This dissertation examines tensions between legal pluralism and homogenization raised by Imperial Russia’s 1864 progressive judicial reform. German elites, who held a monopoly over a distinctive Baltic legal system, attempted to draft reform legislation. Some central officials perceived certain elements of the local legal system as more advanced than those of the empire. Yet Baltic elite control over the judiciary contradicted a core reform principle: that all social groups were to be equal before the law. They proposed decentralizing and democratizing the legal system by opening up the courts to other social groups and local languages. Such a policy would have resulted in more accurate justice and a more localized, inclusive form of plurality.

The opposite view, however, won out. The final, centralizing reform of 1889 imposed Russian as the exclusive language of oral proceedings. While officials expressed some geopolitical concerns, they primarily touted greater impartiality and the protection of rights as their primary motives. This warranted full merger with the empire, even at the expense of linguistic rights and accuracy. This signaled the state’s transition from a composite empire— consisting of pluralistic, differentiated legal orders—to a more unitary state and legal order.

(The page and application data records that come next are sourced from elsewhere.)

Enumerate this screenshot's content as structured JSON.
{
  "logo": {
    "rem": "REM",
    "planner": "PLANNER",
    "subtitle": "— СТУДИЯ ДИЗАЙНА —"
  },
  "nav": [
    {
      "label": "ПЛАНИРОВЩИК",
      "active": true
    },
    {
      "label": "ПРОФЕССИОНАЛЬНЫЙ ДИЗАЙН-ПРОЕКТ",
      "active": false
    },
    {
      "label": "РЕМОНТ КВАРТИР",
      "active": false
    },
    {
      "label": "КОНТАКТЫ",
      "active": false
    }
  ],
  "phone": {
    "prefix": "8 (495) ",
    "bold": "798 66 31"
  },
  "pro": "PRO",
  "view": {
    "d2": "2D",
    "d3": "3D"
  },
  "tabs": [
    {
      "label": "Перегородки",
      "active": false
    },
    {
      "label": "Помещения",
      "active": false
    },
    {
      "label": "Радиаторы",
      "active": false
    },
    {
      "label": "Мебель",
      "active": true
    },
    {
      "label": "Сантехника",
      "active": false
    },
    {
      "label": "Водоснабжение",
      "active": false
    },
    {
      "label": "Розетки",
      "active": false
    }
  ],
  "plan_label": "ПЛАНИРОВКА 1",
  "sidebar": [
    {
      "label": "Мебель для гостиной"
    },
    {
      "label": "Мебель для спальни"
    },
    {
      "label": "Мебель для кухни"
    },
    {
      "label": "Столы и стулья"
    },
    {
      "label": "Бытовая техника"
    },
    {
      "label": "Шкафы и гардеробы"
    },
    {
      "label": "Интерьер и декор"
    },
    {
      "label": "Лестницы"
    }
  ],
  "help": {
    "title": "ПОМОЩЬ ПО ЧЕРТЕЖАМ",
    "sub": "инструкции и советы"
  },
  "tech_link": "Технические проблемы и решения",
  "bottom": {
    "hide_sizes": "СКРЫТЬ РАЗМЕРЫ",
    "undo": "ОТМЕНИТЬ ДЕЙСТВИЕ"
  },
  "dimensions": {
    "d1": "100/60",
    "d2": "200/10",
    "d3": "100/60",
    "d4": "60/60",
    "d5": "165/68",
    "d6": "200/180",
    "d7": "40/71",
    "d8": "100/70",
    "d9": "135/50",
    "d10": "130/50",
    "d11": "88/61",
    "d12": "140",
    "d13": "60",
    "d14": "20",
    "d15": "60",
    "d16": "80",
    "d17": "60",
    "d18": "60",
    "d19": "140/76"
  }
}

Local law, however, remained in force. The Baltics’ legally pluralistic position thus shifted from one of elite-based autonomy to a unique form of state-centric pluralism in which the imperial state not only influenced, but completely hegemonized, or “imperialized,” Baltic legal particularity.

I argue that the new Russian-speaking judges drew on rigorous training in Roman law to interpret the Romano-Germanic Baltic civil law with remarkable competence. Their meticulous attention to evidence generally culminated in equitable treatment of Baltic litigants. Yet frequent mistranslation resulted in inaccurate rulings, challenging the premise of linguistically homogenizing states as more capable arbiters. Despite these challenges, as well as the lack of translations of law codes, many Estonians and Latvians managed to obtain justice by invoking evidence, expert knowledge, and tenets of local law. The growing presence of local bilingual jurists meant that Baltic particularity was becoming both more imperially integrated and more localized at the same time.

A copy of the dissertation will be available for review two weeks before the exam. Contact Lee Horinko for a copy of the dissertation and the Zoom meeting link and password.

All are welcome and encouraged to attend.

Lee Horinko Reed
Scholarly Series
Dissertation Defense